## Exercise prompt:
Exact copies of all the entries are required.

(Beginning of Exercise data)

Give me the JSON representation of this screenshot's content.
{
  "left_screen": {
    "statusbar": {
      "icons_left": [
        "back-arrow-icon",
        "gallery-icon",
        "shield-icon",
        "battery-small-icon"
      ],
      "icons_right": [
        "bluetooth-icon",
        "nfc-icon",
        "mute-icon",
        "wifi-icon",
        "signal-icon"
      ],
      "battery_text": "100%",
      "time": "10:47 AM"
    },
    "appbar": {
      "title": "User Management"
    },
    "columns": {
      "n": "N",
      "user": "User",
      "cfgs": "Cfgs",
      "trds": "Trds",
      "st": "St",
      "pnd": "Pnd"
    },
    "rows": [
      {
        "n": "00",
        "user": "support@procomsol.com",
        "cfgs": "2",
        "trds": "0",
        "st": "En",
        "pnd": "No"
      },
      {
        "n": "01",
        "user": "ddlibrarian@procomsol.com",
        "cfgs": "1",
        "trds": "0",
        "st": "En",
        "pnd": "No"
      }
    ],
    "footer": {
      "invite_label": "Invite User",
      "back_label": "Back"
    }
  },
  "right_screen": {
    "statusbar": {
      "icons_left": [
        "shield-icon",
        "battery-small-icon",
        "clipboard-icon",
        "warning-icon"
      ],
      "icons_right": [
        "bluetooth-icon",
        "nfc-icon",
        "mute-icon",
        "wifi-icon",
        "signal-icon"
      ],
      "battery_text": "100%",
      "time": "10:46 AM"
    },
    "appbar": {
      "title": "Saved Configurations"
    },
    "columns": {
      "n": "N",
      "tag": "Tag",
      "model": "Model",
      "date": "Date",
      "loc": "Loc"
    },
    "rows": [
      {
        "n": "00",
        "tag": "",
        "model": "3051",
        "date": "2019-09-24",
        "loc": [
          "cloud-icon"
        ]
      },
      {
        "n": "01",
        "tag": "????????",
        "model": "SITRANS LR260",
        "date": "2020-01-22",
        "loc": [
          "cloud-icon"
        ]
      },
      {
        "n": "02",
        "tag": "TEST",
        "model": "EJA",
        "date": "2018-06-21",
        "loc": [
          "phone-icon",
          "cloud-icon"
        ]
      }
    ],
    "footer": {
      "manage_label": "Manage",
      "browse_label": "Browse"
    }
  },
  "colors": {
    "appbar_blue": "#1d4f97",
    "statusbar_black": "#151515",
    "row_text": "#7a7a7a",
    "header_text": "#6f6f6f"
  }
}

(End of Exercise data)

## Completed exercise:
Give me the JSON representation of this screenshot's content.
{
  "left_screen": {
    "statusbar": {
      "icons_left": [
        "back-arrow-icon",
        "gallery-icon",
        "shield-icon",
        "battery-small-icon"
      ],
      "icons_right": [
        "bluetooth-icon",
        "nfc-icon",
        "mute-icon",
        "wifi-icon",
        "signal-icon"
      ],
      "battery_text": "100%",
      "time": "10:47 AM"
    },
    "appbar": {
      "title": "User Management"
    },
    "columns": {
      "n": "N",
      "user": "User",
      "cfgs": "Cfgs",
      "trds": "Trds",
      "st": "St",
      "pnd": "Pnd"
    },
    "rows": [
      {
        "n": "00",
        "user": "support@procomsol.com",
        "cfgs": "2",
        "trds": "0",
        "st": "En",
        "pnd": "No"
      },
      {
        "n": "01",
        "user": "ddlibrarian@procomsol.com",
        "cfgs": "1",
        "trds": "0",
        "st": "En",
        "pnd": "No"
      }
    ],
    "footer": {
      "invite_label": "Invite User",
      "back_label": "Back"
    }
  },
  "right_screen": {
    "statusbar": {
      "icons_left": [
        "shield-icon",
        "battery-small-icon",
        "clipboard-icon",
        "warning-icon"
      ],
      "icons_right": [
        "bluetooth-icon",
        "nfc-icon",
        "mute-icon",
        "wifi-icon",
        "signal-icon"
      ],
      "battery_text": "100%",
      "time": "10:46 AM"
    },
    "appbar": {
      "title": "Saved Configurations"
    },
    "columns": {
      "n": "N",
      "tag": "Tag",
      "model": "Model",
      "date": "Date",
      "loc": "Loc"
    },
    "rows": [
      {
        "n": "00",
        "tag": "",
        "model": "3051",
        "date": "2019-09-24",
        "loc": [
          "cloud-icon"
        ]
      },
      {
        "n": "01",
        "tag": "????????",
        "model": "SITRANS LR260",
        "date": "2020-01-22",
        "loc": [
          "cloud-icon"
        ]
      },
      {
        "n": "02",
        "tag": "TEST",
        "model": "EJA",
        "date": "2018-06-21",
        "loc": [
          "phone-icon",
          "cloud-icon"
        ]
      }
    ],
    "footer": {
      "manage_label": "Manage",
      "browse_label": "Browse"
    }
  },
  "colors": {
    "appbar_blue": "#1d4f97",
    "statusbar_black": "#151515",
    "row_text": "#7a7a7a",
    "header_text": "#6f6f6f"
  }
}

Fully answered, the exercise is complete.